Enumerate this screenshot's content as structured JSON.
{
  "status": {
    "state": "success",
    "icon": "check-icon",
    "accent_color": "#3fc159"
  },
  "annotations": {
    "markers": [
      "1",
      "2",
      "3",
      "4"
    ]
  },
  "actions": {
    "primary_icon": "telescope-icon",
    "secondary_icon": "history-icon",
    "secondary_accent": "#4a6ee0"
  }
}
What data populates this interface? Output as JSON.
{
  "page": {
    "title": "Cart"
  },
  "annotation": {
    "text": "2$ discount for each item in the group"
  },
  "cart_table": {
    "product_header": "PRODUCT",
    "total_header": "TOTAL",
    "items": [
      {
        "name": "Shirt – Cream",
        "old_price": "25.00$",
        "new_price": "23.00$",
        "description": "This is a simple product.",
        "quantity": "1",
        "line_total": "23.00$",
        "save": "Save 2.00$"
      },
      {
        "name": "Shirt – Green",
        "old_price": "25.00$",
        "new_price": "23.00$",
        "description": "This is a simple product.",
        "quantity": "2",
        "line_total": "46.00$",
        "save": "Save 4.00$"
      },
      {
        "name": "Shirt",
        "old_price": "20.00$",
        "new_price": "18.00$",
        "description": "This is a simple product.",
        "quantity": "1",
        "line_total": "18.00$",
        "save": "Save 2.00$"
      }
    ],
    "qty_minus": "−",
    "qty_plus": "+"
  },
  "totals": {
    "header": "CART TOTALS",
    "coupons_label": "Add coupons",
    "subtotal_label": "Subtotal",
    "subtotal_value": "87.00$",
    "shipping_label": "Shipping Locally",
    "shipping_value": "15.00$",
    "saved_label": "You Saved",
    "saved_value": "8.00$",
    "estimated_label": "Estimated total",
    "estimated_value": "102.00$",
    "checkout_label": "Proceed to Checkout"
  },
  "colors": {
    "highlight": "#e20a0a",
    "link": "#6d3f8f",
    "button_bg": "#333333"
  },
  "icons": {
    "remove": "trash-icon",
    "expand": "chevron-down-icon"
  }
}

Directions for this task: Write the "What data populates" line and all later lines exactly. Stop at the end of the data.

Output for this task:
What data populates this interface? Output as JSON.
{
  "page": {
    "title": "Cart"
  },
  "annotation": {
    "text": "2$ discount for each item in the group"
  },
  "cart_table": {
    "product_header": "PRODUCT",
    "total_header": "TOTAL",
    "items": [
      {
        "name": "Shirt – Cream",
        "old_price": "25.00$",
        "new_price": "23.00$",
        "description": "This is a simple product.",
        "quantity": "1",
        "line_total": "23.00$",
        "save": "Save 2.00$"
      },
      {
        "name": "Shirt – Green",
        "old_price": "25.00$",
        "new_price": "23.00$",
        "description": "This is a simple product.",
        "quantity": "2",
        "line_total": "46.00$",
        "save": "Save 4.00$"
      },
      {
        "name": "Shirt",
        "old_price": "20.00$",
        "new_price": "18.00$",
        "description": "This is a simple product.",
        "quantity": "1",
        "line_total": "18.00$",
        "save": "Save 2.00$"
      }
    ],
    "qty_minus": "−",
    "qty_plus": "+"
  },
  "totals": {
    "header": "CART TOTALS",
    "coupons_label": "Add coupons",
    "subtotal_label": "Subtotal",
    "subtotal_value": "87.00$",
    "shipping_label": "Shipping Locally",
    "shipping_value": "15.00$",
    "saved_label": "You Saved",
    "saved_value": "8.00$",
    "estimated_label": "Estimated total",
    "estimated_value": "102.00$",
    "checkout_label": "Proceed to Checkout"
  },
  "colors": {
    "highlight": "#e20a0a",
    "link": "#6d3f8f",
    "button_bg": "#333333"
  },
  "icons": {
    "remove": "trash-icon",
    "expand": "chevron-down-icon"
  }
}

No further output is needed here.